Web page and app entries:
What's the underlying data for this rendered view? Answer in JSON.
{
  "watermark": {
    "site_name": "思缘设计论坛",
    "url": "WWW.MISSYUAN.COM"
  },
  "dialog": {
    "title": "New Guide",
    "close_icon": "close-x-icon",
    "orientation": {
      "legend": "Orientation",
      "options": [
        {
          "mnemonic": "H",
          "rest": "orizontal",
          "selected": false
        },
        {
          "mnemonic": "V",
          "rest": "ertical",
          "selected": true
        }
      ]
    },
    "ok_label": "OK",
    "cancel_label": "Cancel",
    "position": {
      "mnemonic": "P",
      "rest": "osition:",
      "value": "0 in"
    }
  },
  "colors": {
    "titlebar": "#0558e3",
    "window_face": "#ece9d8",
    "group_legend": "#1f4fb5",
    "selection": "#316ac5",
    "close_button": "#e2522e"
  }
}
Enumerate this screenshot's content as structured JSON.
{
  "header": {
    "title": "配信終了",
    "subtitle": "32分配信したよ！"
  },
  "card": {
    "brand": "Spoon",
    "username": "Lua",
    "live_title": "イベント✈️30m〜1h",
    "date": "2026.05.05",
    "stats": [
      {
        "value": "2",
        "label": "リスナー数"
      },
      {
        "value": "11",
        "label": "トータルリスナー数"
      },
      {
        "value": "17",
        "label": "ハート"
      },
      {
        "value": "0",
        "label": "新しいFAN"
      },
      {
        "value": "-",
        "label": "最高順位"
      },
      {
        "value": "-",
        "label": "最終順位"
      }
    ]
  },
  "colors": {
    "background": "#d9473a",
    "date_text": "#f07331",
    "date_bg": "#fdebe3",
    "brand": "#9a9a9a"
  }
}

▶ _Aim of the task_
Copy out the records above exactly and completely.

▶ _Task response_
What's the underlying data for this rendered view? Answer in JSON.
{
  "watermark": {
    "site_name": "思缘设计论坛",
    "url": "WWW.MISSYUAN.COM"
  },
  "dialog": {
    "title": "New Guide",
    "close_icon": "close-x-icon",
    "orientation": {
      "legend": "Orientation",
      "options": [
        {
          "mnemonic": "H",
          "rest": "orizontal",
          "selected": false
        },
        {
          "mnemonic": "V",
          "rest": "ertical",
          "selected": true
        }
      ]
    },
    "ok_label": "OK",
    "cancel_label": "Cancel",
    "position": {
      "mnemonic": "P",
      "rest": "osition:",
      "value": "0 in"
    }
  },
  "colors": {
    "titlebar": "#0558e3",
    "window_face": "#ece9d8",
    "group_legend": "#1f4fb5",
    "selection": "#316ac5",
    "close_button": "#e2522e"
  }
}
Enumerate this screenshot's content as structured JSON.
{
  "header": {
    "title": "配信終了",
    "subtitle": "32分配信したよ！"
  },
  "card": {
    "brand": "Spoon",
    "username": "Lua",
    "live_title": "イベント✈️30m〜1h",
    "date": "2026.05.05",
    "stats": [
      {
        "value": "2",
        "label": "リスナー数"
      },
      {
        "value": "11",
        "label": "トータルリスナー数"
      },
      {
        "value": "17",
        "label": "ハート"
      },
      {
        "value": "0",
        "label": "新しいFAN"
      },
      {
        "value": "-",
        "label": "最高順位"
      },
      {
        "value": "-",
        "label": "最終順位"
      }
    ]
  },
  "colors": {
    "background": "#d9473a",
    "date_text": "#f07331",
    "date_bg": "#fdebe3",
    "brand": "#9a9a9a"
  }
}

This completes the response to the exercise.